* **What to work on**:
Write only the number of lines in the data that contain the word "chevron".

──────────

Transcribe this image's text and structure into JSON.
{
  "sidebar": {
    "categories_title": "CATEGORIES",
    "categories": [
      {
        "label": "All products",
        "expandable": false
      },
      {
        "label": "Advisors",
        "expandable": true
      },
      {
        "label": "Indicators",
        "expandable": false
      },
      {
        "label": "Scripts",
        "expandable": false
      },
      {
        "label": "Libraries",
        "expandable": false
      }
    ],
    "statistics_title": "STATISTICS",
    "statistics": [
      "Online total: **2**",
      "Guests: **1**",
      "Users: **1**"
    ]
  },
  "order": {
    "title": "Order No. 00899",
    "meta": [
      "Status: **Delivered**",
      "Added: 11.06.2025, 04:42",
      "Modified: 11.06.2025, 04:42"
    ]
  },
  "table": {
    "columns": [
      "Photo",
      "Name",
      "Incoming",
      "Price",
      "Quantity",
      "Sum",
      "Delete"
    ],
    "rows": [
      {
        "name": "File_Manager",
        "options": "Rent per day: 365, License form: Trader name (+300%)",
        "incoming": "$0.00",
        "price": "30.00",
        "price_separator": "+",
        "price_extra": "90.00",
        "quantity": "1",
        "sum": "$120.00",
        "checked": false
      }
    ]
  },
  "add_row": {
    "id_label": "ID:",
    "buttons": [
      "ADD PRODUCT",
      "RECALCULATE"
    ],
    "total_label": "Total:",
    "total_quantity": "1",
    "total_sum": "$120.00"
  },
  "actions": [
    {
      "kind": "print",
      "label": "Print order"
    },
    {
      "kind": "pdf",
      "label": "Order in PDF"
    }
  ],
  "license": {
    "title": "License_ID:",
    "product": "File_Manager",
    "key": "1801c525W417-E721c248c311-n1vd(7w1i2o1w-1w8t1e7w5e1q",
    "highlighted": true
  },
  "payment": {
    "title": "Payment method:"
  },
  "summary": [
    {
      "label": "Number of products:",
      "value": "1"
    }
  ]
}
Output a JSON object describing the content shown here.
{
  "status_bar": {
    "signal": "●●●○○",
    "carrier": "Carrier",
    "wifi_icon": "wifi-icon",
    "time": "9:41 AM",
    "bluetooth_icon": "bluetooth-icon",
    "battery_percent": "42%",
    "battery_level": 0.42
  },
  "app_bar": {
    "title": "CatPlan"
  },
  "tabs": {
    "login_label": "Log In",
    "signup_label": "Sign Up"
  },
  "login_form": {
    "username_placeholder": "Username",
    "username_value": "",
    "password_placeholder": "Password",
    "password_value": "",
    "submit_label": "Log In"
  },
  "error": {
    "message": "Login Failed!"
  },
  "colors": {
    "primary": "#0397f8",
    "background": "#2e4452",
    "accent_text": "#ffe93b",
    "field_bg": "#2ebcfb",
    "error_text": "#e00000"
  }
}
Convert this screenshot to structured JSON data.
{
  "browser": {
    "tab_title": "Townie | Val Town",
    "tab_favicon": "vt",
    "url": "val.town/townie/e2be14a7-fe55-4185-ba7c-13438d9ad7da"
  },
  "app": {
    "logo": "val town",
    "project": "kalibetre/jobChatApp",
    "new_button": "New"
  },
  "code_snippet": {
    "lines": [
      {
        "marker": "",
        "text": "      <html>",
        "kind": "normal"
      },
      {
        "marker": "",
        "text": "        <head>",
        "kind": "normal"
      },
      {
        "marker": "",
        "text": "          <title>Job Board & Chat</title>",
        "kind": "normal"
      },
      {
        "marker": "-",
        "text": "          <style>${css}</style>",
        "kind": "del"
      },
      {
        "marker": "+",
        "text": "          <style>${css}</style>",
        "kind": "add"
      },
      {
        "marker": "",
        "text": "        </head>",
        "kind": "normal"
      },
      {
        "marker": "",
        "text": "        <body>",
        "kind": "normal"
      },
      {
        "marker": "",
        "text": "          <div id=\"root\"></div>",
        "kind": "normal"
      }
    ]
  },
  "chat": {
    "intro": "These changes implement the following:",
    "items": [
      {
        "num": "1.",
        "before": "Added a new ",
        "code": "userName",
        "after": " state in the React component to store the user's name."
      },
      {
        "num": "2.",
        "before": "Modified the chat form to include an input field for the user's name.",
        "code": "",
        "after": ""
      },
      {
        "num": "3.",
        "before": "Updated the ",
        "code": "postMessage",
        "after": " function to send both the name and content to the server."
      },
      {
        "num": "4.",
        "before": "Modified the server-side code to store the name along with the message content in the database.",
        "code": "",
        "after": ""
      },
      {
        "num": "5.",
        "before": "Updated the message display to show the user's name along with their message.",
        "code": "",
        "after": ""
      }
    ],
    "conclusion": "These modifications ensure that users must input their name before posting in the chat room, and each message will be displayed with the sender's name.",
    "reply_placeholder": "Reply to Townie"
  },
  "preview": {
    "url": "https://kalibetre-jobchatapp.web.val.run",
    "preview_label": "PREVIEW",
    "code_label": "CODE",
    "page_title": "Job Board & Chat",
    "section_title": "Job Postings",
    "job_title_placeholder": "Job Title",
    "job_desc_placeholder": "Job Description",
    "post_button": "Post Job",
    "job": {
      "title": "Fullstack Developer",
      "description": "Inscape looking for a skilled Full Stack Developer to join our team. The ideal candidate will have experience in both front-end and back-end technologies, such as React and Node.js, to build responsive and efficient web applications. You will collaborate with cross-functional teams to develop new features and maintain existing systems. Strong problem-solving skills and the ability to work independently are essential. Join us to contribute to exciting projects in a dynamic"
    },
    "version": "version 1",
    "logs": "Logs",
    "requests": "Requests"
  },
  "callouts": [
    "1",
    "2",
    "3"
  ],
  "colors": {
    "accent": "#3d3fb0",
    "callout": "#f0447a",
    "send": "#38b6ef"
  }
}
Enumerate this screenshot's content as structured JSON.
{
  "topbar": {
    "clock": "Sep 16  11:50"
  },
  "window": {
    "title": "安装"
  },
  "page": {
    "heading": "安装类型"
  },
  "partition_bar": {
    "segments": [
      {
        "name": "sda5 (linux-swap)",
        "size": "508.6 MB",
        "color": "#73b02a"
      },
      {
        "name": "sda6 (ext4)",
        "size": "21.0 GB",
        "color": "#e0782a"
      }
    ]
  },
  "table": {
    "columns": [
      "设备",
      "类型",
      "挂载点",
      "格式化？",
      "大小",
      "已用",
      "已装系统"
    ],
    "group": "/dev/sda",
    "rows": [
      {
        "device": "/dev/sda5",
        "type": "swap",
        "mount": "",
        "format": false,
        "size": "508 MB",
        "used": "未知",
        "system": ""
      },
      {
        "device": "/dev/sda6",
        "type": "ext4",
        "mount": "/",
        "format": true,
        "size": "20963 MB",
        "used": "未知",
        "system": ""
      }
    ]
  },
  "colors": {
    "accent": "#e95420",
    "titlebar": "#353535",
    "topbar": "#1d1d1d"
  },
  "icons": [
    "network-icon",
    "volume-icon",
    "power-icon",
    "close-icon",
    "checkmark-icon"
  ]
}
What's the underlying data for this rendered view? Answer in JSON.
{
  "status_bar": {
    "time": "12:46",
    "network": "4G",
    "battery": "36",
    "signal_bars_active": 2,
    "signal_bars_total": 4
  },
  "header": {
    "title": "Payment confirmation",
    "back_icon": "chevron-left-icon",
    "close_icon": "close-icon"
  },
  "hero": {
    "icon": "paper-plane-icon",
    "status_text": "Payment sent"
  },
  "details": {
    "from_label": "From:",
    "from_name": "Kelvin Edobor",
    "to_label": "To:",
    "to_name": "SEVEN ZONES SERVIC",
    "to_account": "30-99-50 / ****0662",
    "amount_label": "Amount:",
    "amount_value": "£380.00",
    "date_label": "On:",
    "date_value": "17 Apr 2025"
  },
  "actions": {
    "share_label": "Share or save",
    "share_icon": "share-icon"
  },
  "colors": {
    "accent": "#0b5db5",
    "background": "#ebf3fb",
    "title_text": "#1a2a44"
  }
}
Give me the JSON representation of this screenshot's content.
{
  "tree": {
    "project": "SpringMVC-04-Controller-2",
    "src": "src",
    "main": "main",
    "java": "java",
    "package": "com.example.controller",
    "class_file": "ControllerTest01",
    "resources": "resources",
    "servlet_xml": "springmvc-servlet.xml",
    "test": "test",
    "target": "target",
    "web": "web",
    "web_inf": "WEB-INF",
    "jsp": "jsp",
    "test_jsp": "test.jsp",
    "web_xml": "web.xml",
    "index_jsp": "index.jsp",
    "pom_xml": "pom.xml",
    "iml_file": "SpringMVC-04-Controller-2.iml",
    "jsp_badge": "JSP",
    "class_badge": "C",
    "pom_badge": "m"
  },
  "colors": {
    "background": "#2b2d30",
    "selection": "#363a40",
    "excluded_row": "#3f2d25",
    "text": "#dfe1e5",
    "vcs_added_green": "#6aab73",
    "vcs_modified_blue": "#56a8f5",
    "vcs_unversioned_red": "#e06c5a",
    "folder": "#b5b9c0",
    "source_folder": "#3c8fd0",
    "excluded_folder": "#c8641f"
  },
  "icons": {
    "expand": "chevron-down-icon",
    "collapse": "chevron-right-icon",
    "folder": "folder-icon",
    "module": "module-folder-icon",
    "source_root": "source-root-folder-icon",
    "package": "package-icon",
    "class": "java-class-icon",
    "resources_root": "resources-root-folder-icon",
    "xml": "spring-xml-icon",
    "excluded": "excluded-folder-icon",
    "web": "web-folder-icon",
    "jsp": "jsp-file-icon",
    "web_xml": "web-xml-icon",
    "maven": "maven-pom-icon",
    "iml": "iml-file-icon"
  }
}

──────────

* **Answer for the task**:
3